(3) If at any time, on a verification made by a proper officer, it is found that any specified goods owned, possessed or controlled by a person are lesser in quantity than the stock of such goods as shown, at the time of such verification, in the accounts referred to in sub-section (1), read with the accounts referred to in sub-section (2), it shall be presumed, unless the contrary is proved, that such goods, to the extent that they are lesser than the stock shown in the said accounts, have been illegally exported and that the person owning, possessing or controlling such goods has been concerned with the illegal export thereof.

SECTION 11M. Steps to be taken by persons selling or transferring any sp ecified goods.

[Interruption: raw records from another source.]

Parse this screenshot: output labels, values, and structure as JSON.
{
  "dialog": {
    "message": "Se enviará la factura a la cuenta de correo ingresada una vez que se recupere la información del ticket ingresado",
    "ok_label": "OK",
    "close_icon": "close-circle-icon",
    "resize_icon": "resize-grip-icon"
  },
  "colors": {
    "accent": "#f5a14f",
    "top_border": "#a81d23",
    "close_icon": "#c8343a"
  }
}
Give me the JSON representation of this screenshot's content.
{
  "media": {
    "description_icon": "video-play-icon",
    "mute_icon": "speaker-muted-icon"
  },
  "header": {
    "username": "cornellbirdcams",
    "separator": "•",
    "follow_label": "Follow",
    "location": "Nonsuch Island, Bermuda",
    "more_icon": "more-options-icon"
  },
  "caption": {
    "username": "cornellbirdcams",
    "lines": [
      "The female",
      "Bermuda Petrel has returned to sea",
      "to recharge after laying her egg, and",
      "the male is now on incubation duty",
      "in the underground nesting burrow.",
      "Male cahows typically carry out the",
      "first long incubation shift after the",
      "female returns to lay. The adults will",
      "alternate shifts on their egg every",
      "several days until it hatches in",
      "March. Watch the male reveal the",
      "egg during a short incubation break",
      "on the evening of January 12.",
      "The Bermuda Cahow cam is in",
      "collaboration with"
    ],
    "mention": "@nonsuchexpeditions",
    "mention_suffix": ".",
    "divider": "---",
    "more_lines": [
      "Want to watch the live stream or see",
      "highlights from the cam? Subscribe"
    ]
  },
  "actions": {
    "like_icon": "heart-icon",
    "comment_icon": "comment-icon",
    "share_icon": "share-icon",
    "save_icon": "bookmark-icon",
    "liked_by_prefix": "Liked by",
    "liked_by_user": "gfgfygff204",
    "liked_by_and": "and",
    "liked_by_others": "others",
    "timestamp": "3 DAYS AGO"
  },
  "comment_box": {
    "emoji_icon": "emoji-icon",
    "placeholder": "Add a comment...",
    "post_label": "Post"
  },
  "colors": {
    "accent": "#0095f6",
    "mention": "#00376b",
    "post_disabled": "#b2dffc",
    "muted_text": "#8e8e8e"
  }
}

Except where he receives payment by cheque drawn by the purchaser, every person who sells or otherwise transfers within any specified area, any specified goods, shall obtain, on his copy of the sale or transfer voucher, the signature and full postal address of the person to whom such sale or transfer is made and shall also take such other reasonable steps as may be specified by rules made in this behalf to satisfy himself as to the identity of the purchaser or the transferee, as the case may be, and if after an inquiry made by a proper officer, it is found that the purchaser or the transferee, as the case may be, is not either readily traceable or is a fictitious person, it shall be presumed, unless the contrary is proved, that such goods have been illegally exported and the person who had sold or otherwise transferred such goods had been concerned in such illegal export : Provided that nothing in this section shall apply to petty sales of any specified goods if the aggregate market price obtained by such petty sales, made in the course of a day, does not exceed two thousand and five hundred rupees. Explanation. - In this section petty sale means a sale at a price which does not exceed one thousand rupees.

Silver Linings: What the Hunt Brothers Can Teach Us Today The Hunt brothers got into trouble because they exposed themselves to a huge amount of risk through their leveraged investments. Leverage makes a bigger impact when youre losing than it does when youre winning: It can be as blunt as a bowling ball on the way up, but as sharp as a surgical laser on the way down. The fundamental error the Hunts made was, theres simply no substitute for physical ownership of your own gold and silver. Whether the Hunt brothers were victims of their own greed, the greed of board members on the exchanges, a desperate attempt by the Fed to save the dollar, or some combination of these things, its clear that the fall of silver in 1980 brought gold down with it and bought the dollar some extra time. We have no way of knowing how high gold and silver would have gone if the government and banking establishment hadnt gone after the Hunt brothers. Well never know if the dollar would have survived. We do know that gold peaked when silver peaked, and we know that gold fell when silver fell. In the near future, both of these metals may again start taking off into the stratosphere , and knowing the weakening of the Western economies and the rise of the Asian, it is inevitable that Nelsons law of gravitation may yet be disproved.